You’ve been dating for a while and lately you’ve are spending more nights together than apart. In fact, you’ve spent so few nights at your place that your pet cactus is dying. After talking it over with your partner you both agree: it’s time to move in together.
Deciding to move in together is exciting but it’s also a major life event that can have a long-term impact on your finances. Merging your households and sharing the costs of living together means you both have more cash to put towards your other financial goals. But there are definitely some important money conversations you should have before you take this important step. Make sure you #RealMoneyTalk about these six things before you move in together.
What are Your Financial and Life Goals?
Deciding that you are ready to share the same living space is a good start, but you’ll also want to start having conversations about your financial and life goals. Most likely, you each already have individual short and long-term goals that you have been working towards. Talking about your pre-existing goals makes sure that you are both in a position to respect and account for your individual needs as you move into this new phase of your relationship.
You will also want to think about creating goals that you both want to start working towards as a couple after you move in together. This could be everything from wanting to move to a new city in the next year to wanting to retire before age fifty. Setting goals up front makes it a lot easier to decide on these priorities so they have proper attention as you grow as a couple. Being open and honest here will save you both from surprises later and make it that much easier to hammer out a budget you can both agree on.
What Is Your Combined Income, Debt & Credit History?
Merging households means that your finances are now dependent on each other, even if you choose to maintain separate bank accounts and split expenses. If you’ve never had conversations about how much money you make, your credit history, and your debt, now is the time to start.
Your credit can affect your ability to qualify for a lease. It can also impact the amount of security deposit you need to put down on a rental. If you are considering buying a house together, your credit is even more important. It can stop you from even qualifying for a mortgage at all.
If you haven’t started having these conversations yet, it might feel a little uncomfortable at first to get financially vulnerable with each other — especially if one of you has some items on your credit that you aren’t particularly happy with. But once you start living together things won’t stay hidden for very long. Better to have the conversation beforehand and not when you are sitting down in the leasing office. This will be your opportunity for fresh financial start with all your cards on the table.
How Much Are You Going to Spend?
In theory, moving in together means that you should be able to spend less on your living expenses. One apartment should cost less than two right? But if one of you prefers luxury accommodations while the other is more frugal, this can quickly cause friction.
Combining households means that you are are both going to be responsible for the household expenses. It’s important to get on the same page about the kind of lifestyle you both prefer and exactly how much that lifestyle is going to cost. This will impact what size place you get, the length of your commute, and miscellaneous items you both might want in the budget, like Netflix or monthly facials
How Are You Going to Split Expenses?
There are several different ways to manage your household expenses once you’ve moved in together.
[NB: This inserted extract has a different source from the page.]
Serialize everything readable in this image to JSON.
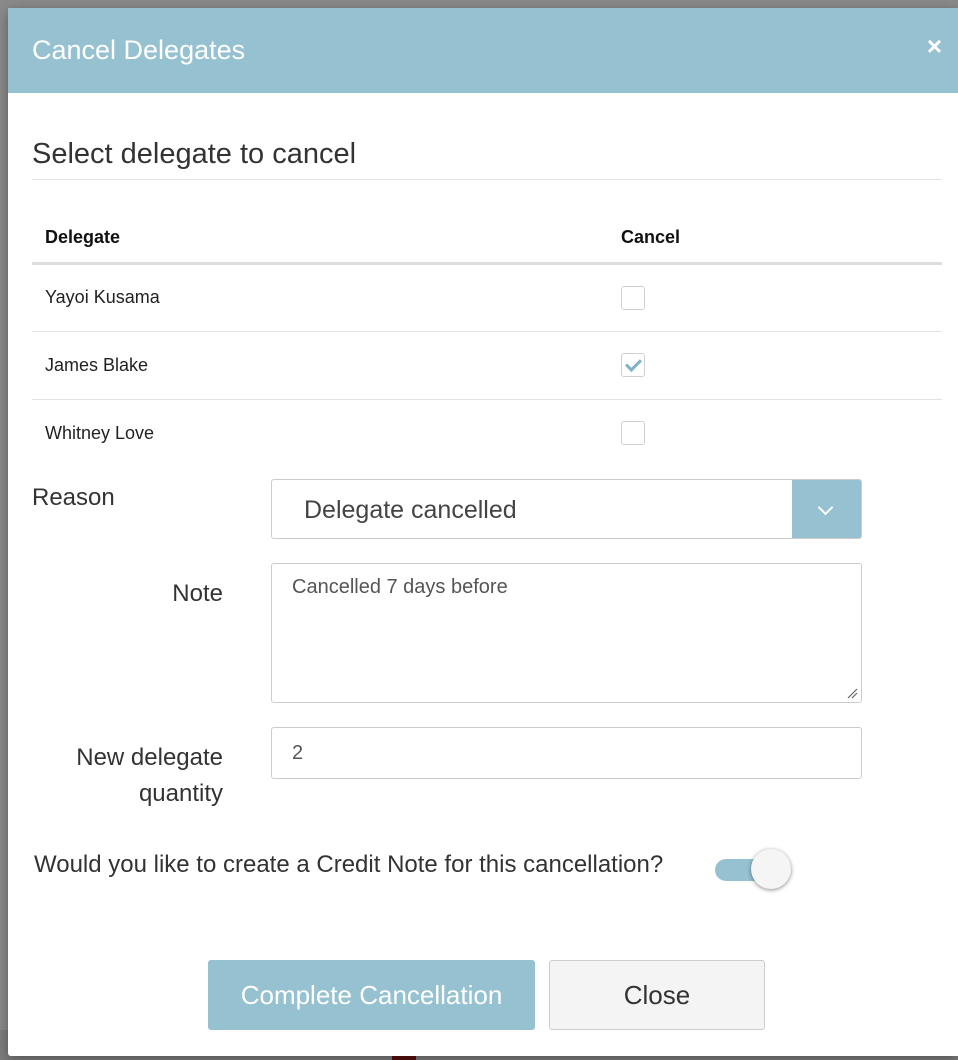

It’s important to choose the one that works best for your relationship. Will you keep your finances separate or will you combine them? If you keep your money separate, you can each deposit money into a joint account for your portion of the monthly expenses.
In addition to figuring out how to manage joint expenses, you’ll also want to determine how to divide up those expenses. You can split them 50/50, divide them in proportion to your incomes, or come up with some other arrangement. There is no one right way to do this. But it’s important to figure out the option that makes the most sense for the two of you as a couple.
Who is Going to Manage the Money?
No matter how you choose to split your expenses, you’ll need to figure out a system for record keeping and bill paying. No one wants to have their electricity turned off in the middle of a hot summer day because they forgot to pay the bill. Not to mention that missed payments can quickly add up to hundreds of dollars in unnecessary extra fees and interest.
Just like doing the laundry or grocery shopping, managing household finances is work. There are the tedious tasks and paperwork of paying bills, managing your budget and keeping your bank account out of the red. Plus there is the heavy thinking and aspirational work of planning for your financial future and making sure you are staying on track with your goals. You’ll want to hammer out who is responsible for paying what and have monthly budget check-ins to make sure your finances are on track.
What Will You Do if You Break Up?
It might seem counterintuitive to talk about how you want to handle things if you break up when you are just getting ready to move in together, but now really is the perfect time to have this conversation. Moving in together can have long-term legal and financial repercussions because you may be merging your finances and executing some documents together (like an apartment lease). You can execute something formal like a Cohabitation Agreement or simply write down just a few things that are important to each of you, like making sure you leave with your favorite lamp or lucky mousepad.
Moving in together is a time for celebration for your relationship. Having these #RealMoneyTalks beforehand will help ensure your finances will be celebrating too!